- [EXERCISE DIRECTIONS]
Leave every picture out. Set down all the lines below exactly.

(Page and application data records)

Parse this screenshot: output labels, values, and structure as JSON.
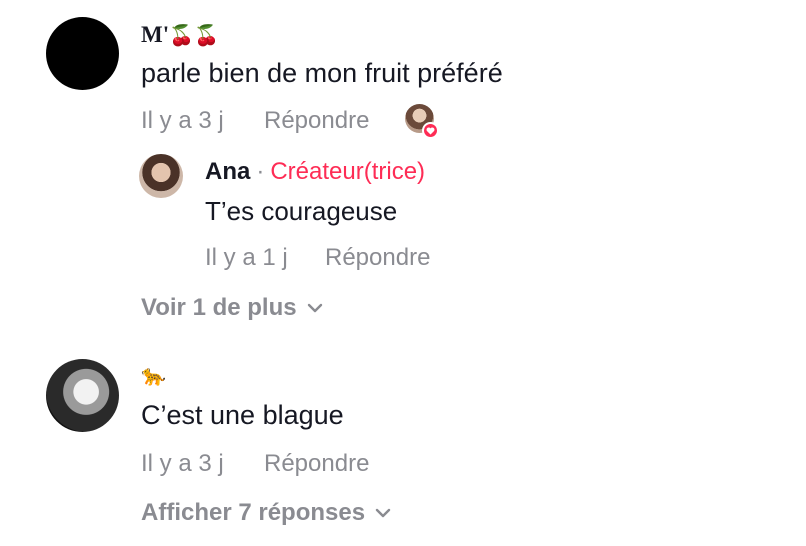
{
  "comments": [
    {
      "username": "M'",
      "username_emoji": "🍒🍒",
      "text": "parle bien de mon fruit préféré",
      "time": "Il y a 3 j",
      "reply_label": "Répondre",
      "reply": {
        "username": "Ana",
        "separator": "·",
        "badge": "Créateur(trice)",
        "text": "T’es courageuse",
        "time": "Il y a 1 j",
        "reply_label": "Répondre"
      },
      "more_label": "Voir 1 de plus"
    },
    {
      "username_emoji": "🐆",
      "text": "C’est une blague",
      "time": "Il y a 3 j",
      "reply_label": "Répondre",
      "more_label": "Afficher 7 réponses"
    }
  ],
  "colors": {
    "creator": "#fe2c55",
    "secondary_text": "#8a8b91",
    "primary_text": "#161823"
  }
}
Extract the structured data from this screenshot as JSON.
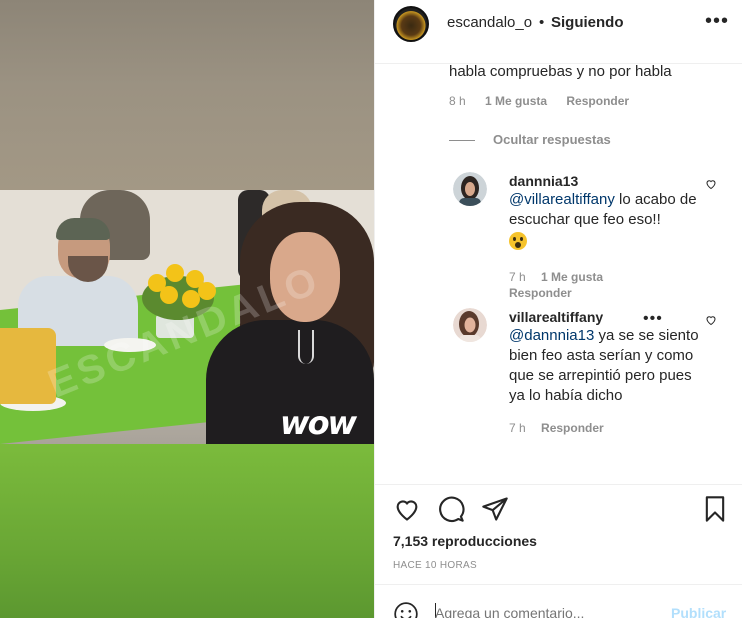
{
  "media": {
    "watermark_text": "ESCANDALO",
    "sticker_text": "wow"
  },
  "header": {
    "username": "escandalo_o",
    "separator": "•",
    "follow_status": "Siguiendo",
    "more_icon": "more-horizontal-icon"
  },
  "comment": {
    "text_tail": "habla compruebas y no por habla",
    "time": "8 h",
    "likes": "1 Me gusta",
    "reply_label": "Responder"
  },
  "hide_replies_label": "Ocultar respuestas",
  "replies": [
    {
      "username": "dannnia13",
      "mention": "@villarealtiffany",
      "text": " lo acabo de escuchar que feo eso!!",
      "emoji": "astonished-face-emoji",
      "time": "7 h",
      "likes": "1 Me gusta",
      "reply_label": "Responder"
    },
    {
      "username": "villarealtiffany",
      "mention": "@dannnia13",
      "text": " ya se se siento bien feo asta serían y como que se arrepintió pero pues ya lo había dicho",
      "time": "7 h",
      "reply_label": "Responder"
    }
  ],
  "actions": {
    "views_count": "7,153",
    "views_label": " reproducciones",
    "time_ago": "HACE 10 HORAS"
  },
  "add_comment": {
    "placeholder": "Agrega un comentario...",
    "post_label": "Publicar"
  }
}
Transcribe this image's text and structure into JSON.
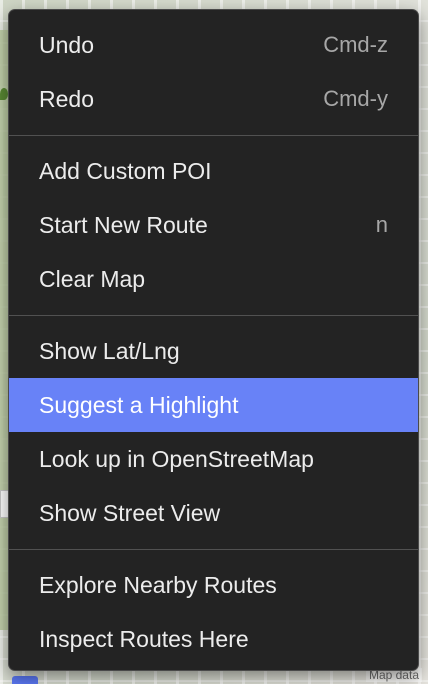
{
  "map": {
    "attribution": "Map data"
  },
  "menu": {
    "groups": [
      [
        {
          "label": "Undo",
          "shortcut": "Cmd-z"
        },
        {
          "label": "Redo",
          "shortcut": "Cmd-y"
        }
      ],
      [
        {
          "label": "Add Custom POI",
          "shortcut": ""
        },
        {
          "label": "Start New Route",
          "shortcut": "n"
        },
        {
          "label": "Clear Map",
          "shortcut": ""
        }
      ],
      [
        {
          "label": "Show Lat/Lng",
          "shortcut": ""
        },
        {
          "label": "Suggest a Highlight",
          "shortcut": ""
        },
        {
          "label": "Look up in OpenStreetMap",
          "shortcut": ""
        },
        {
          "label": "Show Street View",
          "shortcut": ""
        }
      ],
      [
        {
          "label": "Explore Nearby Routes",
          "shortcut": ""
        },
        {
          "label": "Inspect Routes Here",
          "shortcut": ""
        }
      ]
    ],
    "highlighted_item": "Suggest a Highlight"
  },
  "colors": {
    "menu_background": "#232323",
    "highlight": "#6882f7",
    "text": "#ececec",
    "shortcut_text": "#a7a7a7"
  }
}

- [SOLUTION TO THE EXERCISE]
Parse this screenshot: output labels, values, and structure as JSON.
{
  "comments": [
    {
      "username": "M'",
      "username_emoji": "🍒🍒",
      "text": "parle bien de mon fruit préféré",
      "time": "Il y a 3 j",
      "reply_label": "Répondre",
      "reply": {
        "username": "Ana",
        "separator": "·",
        "badge": "Créateur(trice)",
        "text": "T’es courageuse",
        "time": "Il y a 1 j",
        "reply_label": "Répondre"
      },
      "more_label": "Voir 1 de plus"
    },
    {
      "username_emoji": "🐆",
      "text": "C’est une blague",
      "time": "Il y a 3 j",
      "reply_label": "Répondre",
      "more_label": "Afficher 7 réponses"
    }
  ],
  "colors": {
    "creator": "#fe2c55",
    "secondary_text": "#8a8b91",
    "primary_text": "#161823"
  }
}
Extract the structured data from this screenshot as JSON.
{
  "media": {
    "watermark_text": "ESCANDALO",
    "sticker_text": "wow"
  },
  "header": {
    "username": "escandalo_o",
    "separator": "•",
    "follow_status": "Siguiendo",
    "more_icon": "more-horizontal-icon"
  },
  "comment": {
    "text_tail": "habla compruebas y no por habla",
    "time": "8 h",
    "likes": "1 Me gusta",
    "reply_label": "Responder"
  },
  "hide_replies_label": "Ocultar respuestas",
  "replies": [
    {
      "username": "dannnia13",
      "mention": "@villarealtiffany",
      "text": " lo acabo de escuchar que feo eso!!",
      "emoji": "astonished-face-emoji",
      "time": "7 h",
      "likes": "1 Me gusta",
      "reply_label": "Responder"
    },
    {
      "username": "villarealtiffany",
      "mention": "@dannnia13",
      "text": " ya se se siento bien feo asta serían y como que se arrepintió pero pues ya lo había dicho",
      "time": "7 h",
      "reply_label": "Responder"
    }
  ],
  "actions": {
    "views_count": "7,153",
    "views_label": " reproducciones",
    "time_ago": "HACE 10 HORAS"
  },
  "add_comment": {
    "placeholder": "Agrega un comentario...",
    "post_label": "Publicar"
  }
}
Transcribe this image's text and structure into JSON.
{
  "map": {
    "attribution": "Map data"
  },
  "menu": {
    "groups": [
      [
        {
          "label": "Undo",
          "shortcut": "Cmd-z"
        },
        {
          "label": "Redo",
          "shortcut": "Cmd-y"
        }
      ],
      [
        {
          "label": "Add Custom POI",
          "shortcut": ""
        },
        {
          "label": "Start New Route",
          "shortcut": "n"
        },
        {
          "label": "Clear Map",
          "shortcut": ""
        }
      ],
      [
        {
          "label": "Show Lat/Lng",
          "shortcut": ""
        },
        {
          "label": "Suggest a Highlight",
          "shortcut": ""
        },
        {
          "label": "Look up in OpenStreetMap",
          "shortcut": ""
        },
        {
          "label": "Show Street View",
          "shortcut": ""
        }
      ],
      [
        {
          "label": "Explore Nearby Routes",
          "shortcut": ""
        },
        {
          "label": "Inspect Routes Here",
          "shortcut": ""
        }
      ]
    ],
    "highlighted_item": "Suggest a Highlight"
  },
  "colors": {
    "menu_background": "#232323",
    "highlight": "#6882f7",
    "text": "#ececec",
    "shortcut_text": "#a7a7a7"
  }
}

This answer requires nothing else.